- About this exercise:
What you return must be exactly the lines from the one containing "Serialize everything readable" through the close of the listing, both included.
Records provided START
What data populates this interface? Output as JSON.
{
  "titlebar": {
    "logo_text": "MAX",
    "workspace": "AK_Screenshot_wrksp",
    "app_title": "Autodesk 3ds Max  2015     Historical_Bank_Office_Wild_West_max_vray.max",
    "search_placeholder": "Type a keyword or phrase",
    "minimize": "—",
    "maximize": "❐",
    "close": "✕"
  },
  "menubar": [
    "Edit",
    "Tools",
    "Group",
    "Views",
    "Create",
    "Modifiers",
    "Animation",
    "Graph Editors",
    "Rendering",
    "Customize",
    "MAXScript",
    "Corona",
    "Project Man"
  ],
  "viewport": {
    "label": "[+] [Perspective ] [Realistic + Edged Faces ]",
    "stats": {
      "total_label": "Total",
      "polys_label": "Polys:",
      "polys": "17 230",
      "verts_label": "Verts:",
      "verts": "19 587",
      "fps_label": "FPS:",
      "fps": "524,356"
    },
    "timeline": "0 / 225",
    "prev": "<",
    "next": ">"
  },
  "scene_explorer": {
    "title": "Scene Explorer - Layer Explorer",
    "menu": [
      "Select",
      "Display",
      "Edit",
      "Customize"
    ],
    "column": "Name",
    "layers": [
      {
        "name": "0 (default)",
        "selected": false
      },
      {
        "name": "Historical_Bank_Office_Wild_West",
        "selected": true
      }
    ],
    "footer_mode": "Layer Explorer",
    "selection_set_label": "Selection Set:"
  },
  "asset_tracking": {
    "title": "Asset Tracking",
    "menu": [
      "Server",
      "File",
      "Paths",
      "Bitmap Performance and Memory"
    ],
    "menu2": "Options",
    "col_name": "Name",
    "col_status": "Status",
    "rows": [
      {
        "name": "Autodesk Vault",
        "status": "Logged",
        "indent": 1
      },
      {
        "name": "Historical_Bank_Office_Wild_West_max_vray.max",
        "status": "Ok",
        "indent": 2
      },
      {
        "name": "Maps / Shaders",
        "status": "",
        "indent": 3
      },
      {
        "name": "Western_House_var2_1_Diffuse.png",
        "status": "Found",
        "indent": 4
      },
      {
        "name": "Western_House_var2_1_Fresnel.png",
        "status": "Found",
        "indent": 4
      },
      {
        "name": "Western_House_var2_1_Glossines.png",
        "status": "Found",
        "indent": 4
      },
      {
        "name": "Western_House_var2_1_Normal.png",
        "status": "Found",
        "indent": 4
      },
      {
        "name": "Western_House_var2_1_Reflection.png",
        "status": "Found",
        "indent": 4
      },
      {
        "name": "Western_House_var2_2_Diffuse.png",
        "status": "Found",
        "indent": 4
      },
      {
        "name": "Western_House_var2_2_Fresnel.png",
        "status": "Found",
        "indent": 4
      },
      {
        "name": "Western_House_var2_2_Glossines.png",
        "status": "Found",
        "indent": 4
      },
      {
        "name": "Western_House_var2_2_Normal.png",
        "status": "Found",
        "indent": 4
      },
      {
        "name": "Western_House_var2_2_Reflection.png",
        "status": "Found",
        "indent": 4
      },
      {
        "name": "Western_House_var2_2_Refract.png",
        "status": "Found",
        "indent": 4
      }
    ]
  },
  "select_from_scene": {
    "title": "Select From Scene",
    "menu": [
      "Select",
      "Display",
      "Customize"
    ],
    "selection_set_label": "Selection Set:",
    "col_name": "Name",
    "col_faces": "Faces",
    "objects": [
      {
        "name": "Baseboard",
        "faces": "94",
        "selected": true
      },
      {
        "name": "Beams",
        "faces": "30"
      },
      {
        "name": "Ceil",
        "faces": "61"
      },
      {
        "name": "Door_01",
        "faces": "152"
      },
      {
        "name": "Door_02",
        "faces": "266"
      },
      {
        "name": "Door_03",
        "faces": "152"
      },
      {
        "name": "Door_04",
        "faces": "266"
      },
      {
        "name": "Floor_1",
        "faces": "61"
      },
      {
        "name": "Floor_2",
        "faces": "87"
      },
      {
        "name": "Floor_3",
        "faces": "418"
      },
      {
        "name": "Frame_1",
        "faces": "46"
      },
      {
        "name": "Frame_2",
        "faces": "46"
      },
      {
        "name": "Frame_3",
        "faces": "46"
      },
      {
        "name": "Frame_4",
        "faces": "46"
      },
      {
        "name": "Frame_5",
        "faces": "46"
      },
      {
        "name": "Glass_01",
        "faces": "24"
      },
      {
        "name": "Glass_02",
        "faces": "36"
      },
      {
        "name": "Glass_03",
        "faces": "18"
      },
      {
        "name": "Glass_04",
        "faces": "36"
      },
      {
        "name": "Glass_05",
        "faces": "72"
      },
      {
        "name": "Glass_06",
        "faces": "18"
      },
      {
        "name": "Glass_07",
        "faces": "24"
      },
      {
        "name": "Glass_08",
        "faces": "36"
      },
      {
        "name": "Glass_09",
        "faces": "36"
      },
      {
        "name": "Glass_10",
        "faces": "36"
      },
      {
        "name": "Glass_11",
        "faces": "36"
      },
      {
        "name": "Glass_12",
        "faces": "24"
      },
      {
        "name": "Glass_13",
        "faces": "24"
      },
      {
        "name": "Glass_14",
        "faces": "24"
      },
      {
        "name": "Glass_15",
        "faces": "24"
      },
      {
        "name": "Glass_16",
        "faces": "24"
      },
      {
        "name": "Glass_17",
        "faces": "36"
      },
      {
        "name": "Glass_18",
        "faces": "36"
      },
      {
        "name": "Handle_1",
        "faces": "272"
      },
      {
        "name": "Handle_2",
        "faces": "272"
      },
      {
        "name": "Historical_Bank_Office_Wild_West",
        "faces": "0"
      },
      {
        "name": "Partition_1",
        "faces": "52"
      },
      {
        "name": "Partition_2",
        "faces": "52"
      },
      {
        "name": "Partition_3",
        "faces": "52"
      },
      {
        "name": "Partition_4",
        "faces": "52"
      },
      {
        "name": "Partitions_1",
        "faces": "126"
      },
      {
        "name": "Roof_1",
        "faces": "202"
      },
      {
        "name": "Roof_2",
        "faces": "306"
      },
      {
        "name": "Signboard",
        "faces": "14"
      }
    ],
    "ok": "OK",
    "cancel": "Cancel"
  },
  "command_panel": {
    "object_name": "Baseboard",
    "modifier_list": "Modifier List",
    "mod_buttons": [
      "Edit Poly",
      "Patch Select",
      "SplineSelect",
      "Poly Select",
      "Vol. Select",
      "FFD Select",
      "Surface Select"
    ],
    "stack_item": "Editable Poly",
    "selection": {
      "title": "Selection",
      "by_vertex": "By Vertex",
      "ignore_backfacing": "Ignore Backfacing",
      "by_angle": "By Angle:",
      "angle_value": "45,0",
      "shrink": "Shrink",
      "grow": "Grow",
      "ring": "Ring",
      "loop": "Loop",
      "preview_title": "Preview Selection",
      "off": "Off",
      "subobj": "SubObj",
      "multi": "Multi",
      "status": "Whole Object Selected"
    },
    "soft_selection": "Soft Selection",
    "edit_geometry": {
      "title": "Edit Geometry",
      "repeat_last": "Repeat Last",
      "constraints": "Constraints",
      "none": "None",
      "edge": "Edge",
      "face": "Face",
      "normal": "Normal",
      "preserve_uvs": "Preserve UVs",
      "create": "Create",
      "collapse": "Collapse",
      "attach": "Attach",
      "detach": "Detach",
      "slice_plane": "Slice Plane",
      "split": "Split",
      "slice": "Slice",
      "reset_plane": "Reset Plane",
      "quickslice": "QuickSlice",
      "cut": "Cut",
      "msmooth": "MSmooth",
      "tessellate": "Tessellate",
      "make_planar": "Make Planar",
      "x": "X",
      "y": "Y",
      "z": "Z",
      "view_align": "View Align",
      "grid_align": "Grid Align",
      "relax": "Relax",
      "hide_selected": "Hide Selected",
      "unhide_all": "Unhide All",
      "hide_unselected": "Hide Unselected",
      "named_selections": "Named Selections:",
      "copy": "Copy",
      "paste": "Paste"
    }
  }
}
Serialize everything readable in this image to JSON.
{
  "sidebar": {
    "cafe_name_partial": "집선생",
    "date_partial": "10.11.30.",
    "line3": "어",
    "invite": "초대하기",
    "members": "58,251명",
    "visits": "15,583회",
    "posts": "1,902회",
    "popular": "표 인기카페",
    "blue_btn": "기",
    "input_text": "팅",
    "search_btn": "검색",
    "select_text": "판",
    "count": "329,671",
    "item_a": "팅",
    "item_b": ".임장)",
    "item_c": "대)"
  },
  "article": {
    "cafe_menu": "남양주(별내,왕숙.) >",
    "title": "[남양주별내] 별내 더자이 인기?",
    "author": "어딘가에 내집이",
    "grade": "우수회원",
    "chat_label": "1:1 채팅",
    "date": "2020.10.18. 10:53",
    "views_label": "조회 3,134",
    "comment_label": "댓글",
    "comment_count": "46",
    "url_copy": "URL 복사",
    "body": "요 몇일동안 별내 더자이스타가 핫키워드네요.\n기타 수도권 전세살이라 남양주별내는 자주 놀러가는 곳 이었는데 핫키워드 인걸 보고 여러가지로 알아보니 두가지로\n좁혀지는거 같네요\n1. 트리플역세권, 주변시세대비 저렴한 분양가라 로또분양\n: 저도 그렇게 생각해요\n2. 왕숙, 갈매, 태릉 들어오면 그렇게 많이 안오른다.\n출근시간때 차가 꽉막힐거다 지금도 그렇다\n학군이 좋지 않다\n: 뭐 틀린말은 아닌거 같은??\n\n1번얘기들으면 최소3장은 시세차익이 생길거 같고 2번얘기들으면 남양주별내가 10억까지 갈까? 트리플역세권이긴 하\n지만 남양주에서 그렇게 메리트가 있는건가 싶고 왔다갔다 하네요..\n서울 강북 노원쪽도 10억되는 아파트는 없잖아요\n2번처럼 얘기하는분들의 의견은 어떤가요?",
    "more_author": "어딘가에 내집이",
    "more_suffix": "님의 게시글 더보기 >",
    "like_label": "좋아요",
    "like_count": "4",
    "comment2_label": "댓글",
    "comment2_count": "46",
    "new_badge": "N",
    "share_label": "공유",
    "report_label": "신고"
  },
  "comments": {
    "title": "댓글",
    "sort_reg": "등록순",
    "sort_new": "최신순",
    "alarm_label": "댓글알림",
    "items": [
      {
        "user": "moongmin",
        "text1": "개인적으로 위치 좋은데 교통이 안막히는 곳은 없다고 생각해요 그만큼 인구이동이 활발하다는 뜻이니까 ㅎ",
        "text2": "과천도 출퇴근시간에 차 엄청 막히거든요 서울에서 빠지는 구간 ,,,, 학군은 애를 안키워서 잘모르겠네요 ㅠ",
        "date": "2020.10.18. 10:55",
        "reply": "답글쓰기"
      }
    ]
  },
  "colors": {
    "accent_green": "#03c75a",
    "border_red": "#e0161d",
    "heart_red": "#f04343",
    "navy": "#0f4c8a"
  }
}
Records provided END
- Your solution:
Serialize everything readable in this image to JSON.
{
  "sidebar": {
    "cafe_name_partial": "집선생",
    "date_partial": "10.11.30.",
    "line3": "어",
    "invite": "초대하기",
    "members": "58,251명",
    "visits": "15,583회",
    "posts": "1,902회",
    "popular": "표 인기카페",
    "blue_btn": "기",
    "input_text": "팅",
    "search_btn": "검색",
    "select_text": "판",
    "count": "329,671",
    "item_a": "팅",
    "item_b": ".임장)",
    "item_c": "대)"
  },
  "article": {
    "cafe_menu": "남양주(별내,왕숙.) >",
    "title": "[남양주별내] 별내 더자이 인기?",
    "author": "어딘가에 내집이",
    "grade": "우수회원",
    "chat_label": "1:1 채팅",
    "date": "2020.10.18. 10:53",
    "views_label": "조회 3,134",
    "comment_label": "댓글",
    "comment_count": "46",
    "url_copy": "URL 복사",
    "body": "요 몇일동안 별내 더자이스타가 핫키워드네요.\n기타 수도권 전세살이라 남양주별내는 자주 놀러가는 곳 이었는데 핫키워드 인걸 보고 여러가지로 알아보니 두가지로\n좁혀지는거 같네요\n1. 트리플역세권, 주변시세대비 저렴한 분양가라 로또분양\n: 저도 그렇게 생각해요\n2. 왕숙, 갈매, 태릉 들어오면 그렇게 많이 안오른다.\n출근시간때 차가 꽉막힐거다 지금도 그렇다\n학군이 좋지 않다\n: 뭐 틀린말은 아닌거 같은??\n\n1번얘기들으면 최소3장은 시세차익이 생길거 같고 2번얘기들으면 남양주별내가 10억까지 갈까? 트리플역세권이긴 하\n지만 남양주에서 그렇게 메리트가 있는건가 싶고 왔다갔다 하네요..\n서울 강북 노원쪽도 10억되는 아파트는 없잖아요\n2번처럼 얘기하는분들의 의견은 어떤가요?",
    "more_author": "어딘가에 내집이",
    "more_suffix": "님의 게시글 더보기 >",
    "like_label": "좋아요",
    "like_count": "4",
    "comment2_label": "댓글",
    "comment2_count": "46",
    "new_badge": "N",
    "share_label": "공유",
    "report_label": "신고"
  },
  "comments": {
    "title": "댓글",
    "sort_reg": "등록순",
    "sort_new": "최신순",
    "alarm_label": "댓글알림",
    "items": [
      {
        "user": "moongmin",
        "text1": "개인적으로 위치 좋은데 교통이 안막히는 곳은 없다고 생각해요 그만큼 인구이동이 활발하다는 뜻이니까 ㅎ",
        "text2": "과천도 출퇴근시간에 차 엄청 막히거든요 서울에서 빠지는 구간 ,,,, 학군은 애를 안키워서 잘모르겠네요 ㅠ",
        "date": "2020.10.18. 10:55",
        "reply": "답글쓰기"
      }
    ]
  },
  "colors": {
    "accent_green": "#03c75a",
    "border_red": "#e0161d",
    "heart_red": "#f04343",
    "navy": "#0f4c8a"
  }
}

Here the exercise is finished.